‘The In-Betweens’ of animation and memory

Alison James’s stop-motion animation exhibit questions our documentation-focused society

Image provided by artist

While some may believe animation is an art form left to either children or anime fans, the reality is making film using drawn or created imagery has great potential for artistic expression.

U of M alumna Alison James launched The In-Betweens — a new example of animation as pure artistic expression — at the Martha Street Studio Nov. 1. Using screen prints and stop-motion animation, the exhibit features a series of looping animations of James’s episodic memories, recreating her lived experiences that can’t be found documented through some material form.

The In-Betweens is a reaction to our documentation-focused society and a personal reaction to the majority of James’s memories being based on documentation, finding that her own “memories were […] not experiences that I actually remember.”

According to James, our memories are based on photographs, videos, feeds and verbal communication, something that can often lose the ingrained emotional experience we live. James created a list of important memories that lacked any documentation.

This included stories never shared with anyone, that happened alone and that contained intense emotional experiences. She then went about adapting several for the exhibit.

She chose animation as her medium because she “was really drawn to art mediums that are heavily process based.”

“Which I think is why I think I am so drawn to making animation, generally, because there are many steps that go into making the final product,” she said.

James also admitted that she feels like she is “kind of damaging these memories in the process of making them into animations because I am reconstructing them and kind of changing them each time I think about them.”

However, she specified that “it’s not really about sharing all the details of the memories with the audience, it’s more about hoping the audience will reflect on their own episodic memories.”

James’s work suggests we can only ever create imperfect shadows of our experiences and memories, and she is certainly on a unique and exciting track in how we can convey experience.

“I am really interested in how our relationship with documentation and how we document our lives is kind of mixed together with what we actually remember,” she said.
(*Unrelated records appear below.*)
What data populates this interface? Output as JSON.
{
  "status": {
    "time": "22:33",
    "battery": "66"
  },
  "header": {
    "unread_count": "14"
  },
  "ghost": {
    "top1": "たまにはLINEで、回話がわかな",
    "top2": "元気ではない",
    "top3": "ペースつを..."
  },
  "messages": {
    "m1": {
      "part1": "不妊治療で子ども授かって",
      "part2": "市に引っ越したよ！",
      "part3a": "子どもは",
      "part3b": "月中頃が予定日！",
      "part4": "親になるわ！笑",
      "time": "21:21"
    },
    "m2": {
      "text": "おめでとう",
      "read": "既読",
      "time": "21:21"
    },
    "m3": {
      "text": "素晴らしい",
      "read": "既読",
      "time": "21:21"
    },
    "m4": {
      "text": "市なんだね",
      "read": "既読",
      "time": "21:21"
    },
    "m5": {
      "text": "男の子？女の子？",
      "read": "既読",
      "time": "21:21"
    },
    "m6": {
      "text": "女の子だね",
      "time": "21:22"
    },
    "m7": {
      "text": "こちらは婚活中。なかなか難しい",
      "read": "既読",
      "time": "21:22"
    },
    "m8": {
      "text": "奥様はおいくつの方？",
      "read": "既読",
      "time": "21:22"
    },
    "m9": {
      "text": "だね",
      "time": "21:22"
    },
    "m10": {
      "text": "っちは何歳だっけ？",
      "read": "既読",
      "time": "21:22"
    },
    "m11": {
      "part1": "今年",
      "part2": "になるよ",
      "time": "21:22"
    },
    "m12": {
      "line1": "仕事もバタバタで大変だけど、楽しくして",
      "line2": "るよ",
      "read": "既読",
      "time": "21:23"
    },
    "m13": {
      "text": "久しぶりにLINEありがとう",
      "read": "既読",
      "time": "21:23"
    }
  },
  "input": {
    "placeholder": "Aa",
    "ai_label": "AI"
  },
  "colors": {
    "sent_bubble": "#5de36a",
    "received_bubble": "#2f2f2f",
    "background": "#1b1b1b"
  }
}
The biggest step forward in James’s artistic career was moving beyond the U of M and finding her place at the Martha Street Studio.
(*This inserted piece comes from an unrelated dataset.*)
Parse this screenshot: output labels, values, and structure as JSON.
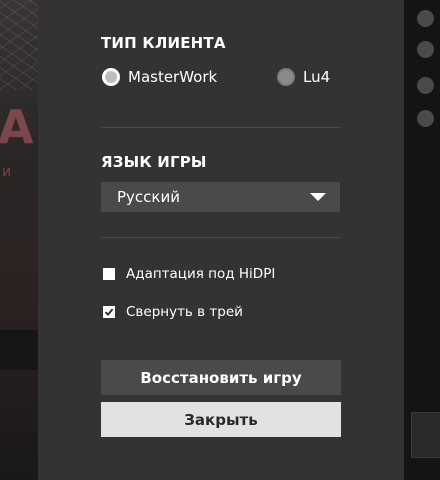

“Just creating a body of work outside of school walls feels like an accomplishment in itself when there isn’t a ton of support in it,” she said.
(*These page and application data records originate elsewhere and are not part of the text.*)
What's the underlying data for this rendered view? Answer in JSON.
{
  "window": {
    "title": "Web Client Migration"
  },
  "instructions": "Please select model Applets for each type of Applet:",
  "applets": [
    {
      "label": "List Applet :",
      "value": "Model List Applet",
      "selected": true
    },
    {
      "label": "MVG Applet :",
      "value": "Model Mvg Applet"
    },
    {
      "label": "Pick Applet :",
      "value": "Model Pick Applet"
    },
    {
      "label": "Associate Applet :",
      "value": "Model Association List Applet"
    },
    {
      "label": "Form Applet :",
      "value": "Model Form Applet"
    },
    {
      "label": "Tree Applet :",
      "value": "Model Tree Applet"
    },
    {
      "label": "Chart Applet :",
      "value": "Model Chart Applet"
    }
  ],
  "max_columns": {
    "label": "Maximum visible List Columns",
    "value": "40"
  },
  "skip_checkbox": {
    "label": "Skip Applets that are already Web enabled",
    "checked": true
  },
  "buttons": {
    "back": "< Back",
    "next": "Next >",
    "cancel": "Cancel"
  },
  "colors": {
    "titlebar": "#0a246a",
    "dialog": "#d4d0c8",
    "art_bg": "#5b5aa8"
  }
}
James said she has seen animation become a lot more present in the fine art world too.

“I think it’s having a good moment right now.”



The In-Betweens runs until Dec. 5 at the Martha Street Studio. Admission is free to the public.